PROVIDED RECORDS -
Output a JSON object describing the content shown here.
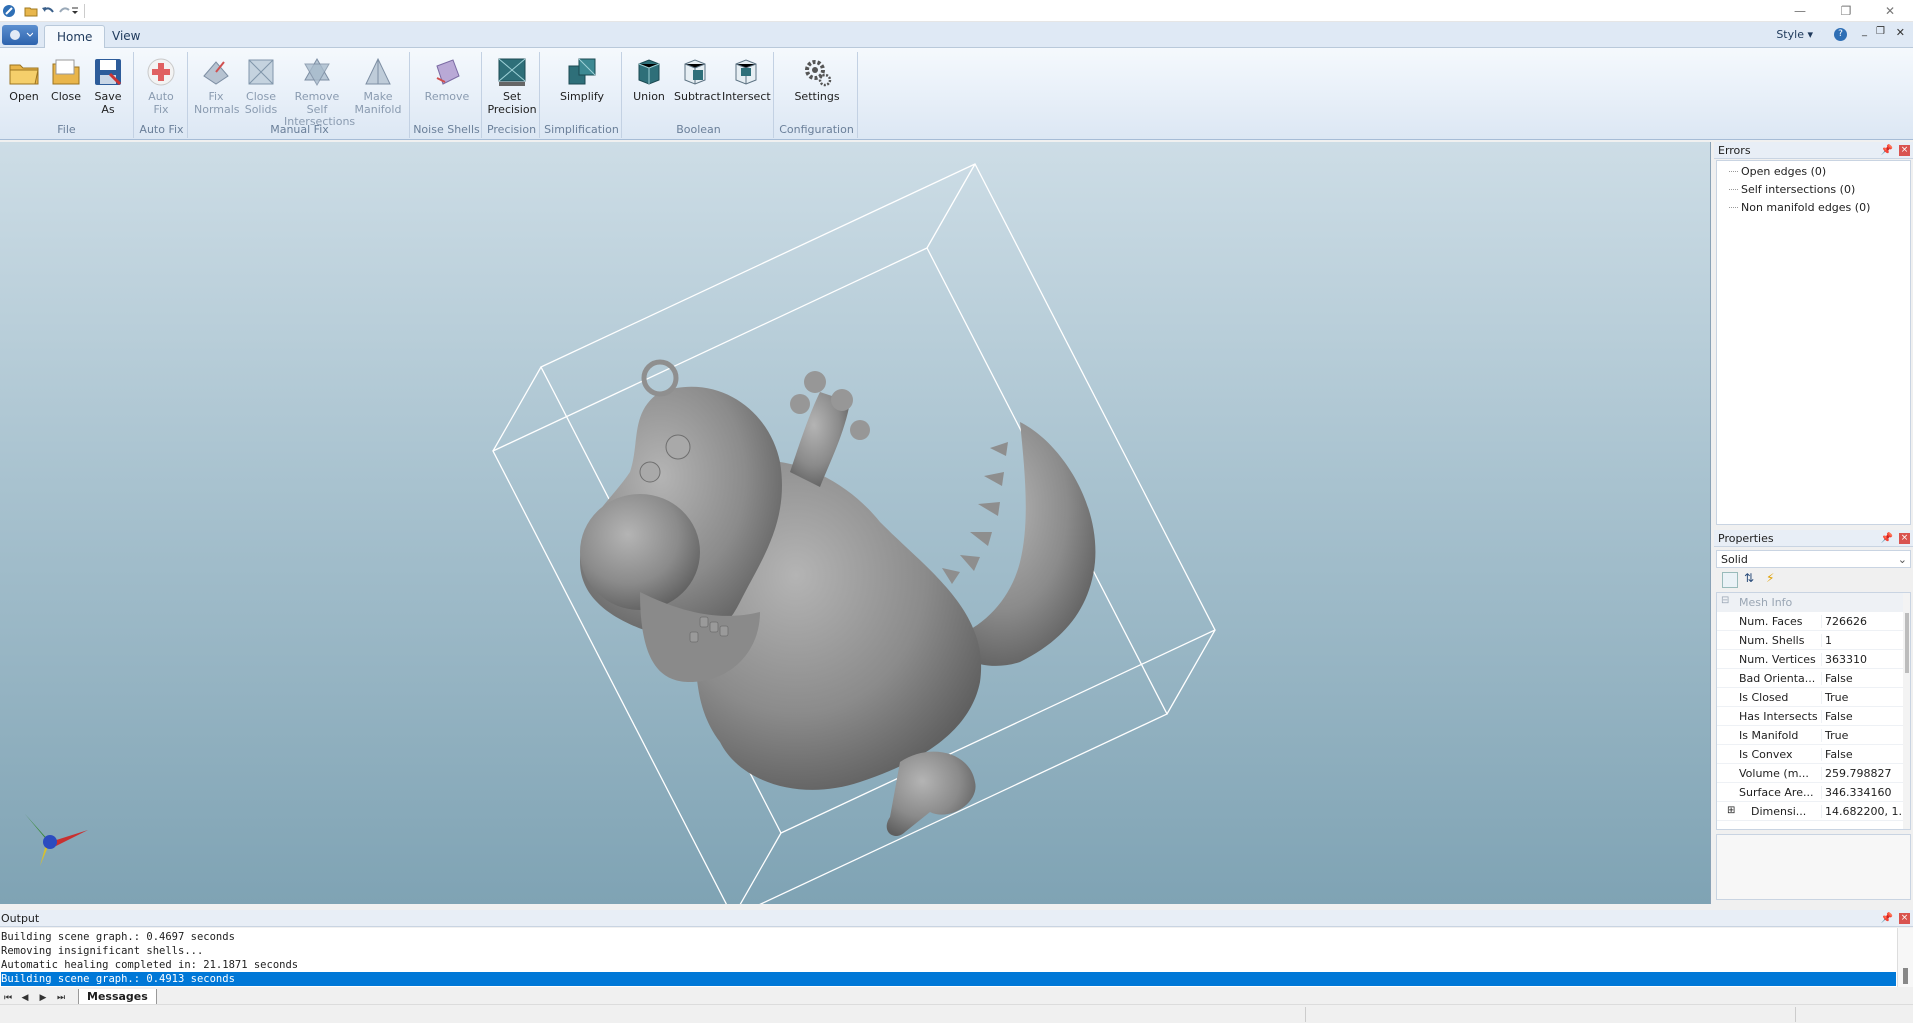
{
  "window": {
    "minimize": "—",
    "restore": "❐",
    "close": "✕"
  },
  "tabs": [
    {
      "label": "Home"
    },
    {
      "label": "View"
    }
  ],
  "style_menu": "Style",
  "ribbon": {
    "groups": [
      {
        "label": "File",
        "buttons": [
          "Open",
          "Close",
          "Save As"
        ]
      },
      {
        "label": "Auto Fix",
        "buttons": [
          "Auto Fix"
        ]
      },
      {
        "label": "Manual Fix",
        "buttons": [
          "Fix Normals",
          "Close Solids",
          "Remove Self Intersections",
          "Make Manifold"
        ]
      },
      {
        "label": "Noise Shells",
        "buttons": [
          "Remove"
        ]
      },
      {
        "label": "Precision",
        "buttons": [
          "Set Precision"
        ]
      },
      {
        "label": "Simplification",
        "buttons": [
          "Simplify"
        ]
      },
      {
        "label": "Boolean",
        "buttons": [
          "Union",
          "Subtract",
          "Intersect"
        ]
      },
      {
        "label": "Configuration",
        "buttons": [
          "Settings"
        ]
      }
    ]
  },
  "errors_panel": {
    "title": "Errors",
    "items": [
      "Open edges (0)",
      "Self intersections (0)",
      "Non manifold edges (0)"
    ]
  },
  "properties_panel": {
    "title": "Properties",
    "selected_object": "Solid",
    "category": "Mesh Info",
    "rows": [
      {
        "name": "Num. Faces",
        "value": "726626"
      },
      {
        "name": "Num. Shells",
        "value": "1"
      },
      {
        "name": "Num. Vertices",
        "value": "363310"
      },
      {
        "name": "Bad Orienta...",
        "value": "False"
      },
      {
        "name": "Is Closed",
        "value": "True"
      },
      {
        "name": "Has Intersects",
        "value": "False"
      },
      {
        "name": "Is Manifold",
        "value": "True"
      },
      {
        "name": "Is Convex",
        "value": "False"
      },
      {
        "name": "Volume (m...",
        "value": "259.798827"
      },
      {
        "name": "Surface Are...",
        "value": "346.334160"
      },
      {
        "name": "Dimensi...",
        "value": "14.682200, 1..."
      }
    ]
  },
  "output_panel": {
    "title": "Output",
    "lines": [
      "Building scene graph.: 0.4697 seconds",
      "Removing insignificant shells...",
      "Automatic healing completed in: 21.1871 seconds",
      "Building scene graph.: 0.4913 seconds"
    ],
    "tab": "Messages"
  },
  "colors": {
    "accent": "#0078d7",
    "ribbon_bg": "#dce7f4",
    "viewport_top": "#cddde6",
    "viewport_bottom": "#7fa3b4",
    "model": "#8e8e8e"
  }
}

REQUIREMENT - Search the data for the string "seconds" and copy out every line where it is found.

FINAL ANSWER -
      "Building scene graph.: 0.4697 seconds",
      "Automatic healing completed in: 21.1871 seconds",
      "Building scene graph.: 0.4913 seconds"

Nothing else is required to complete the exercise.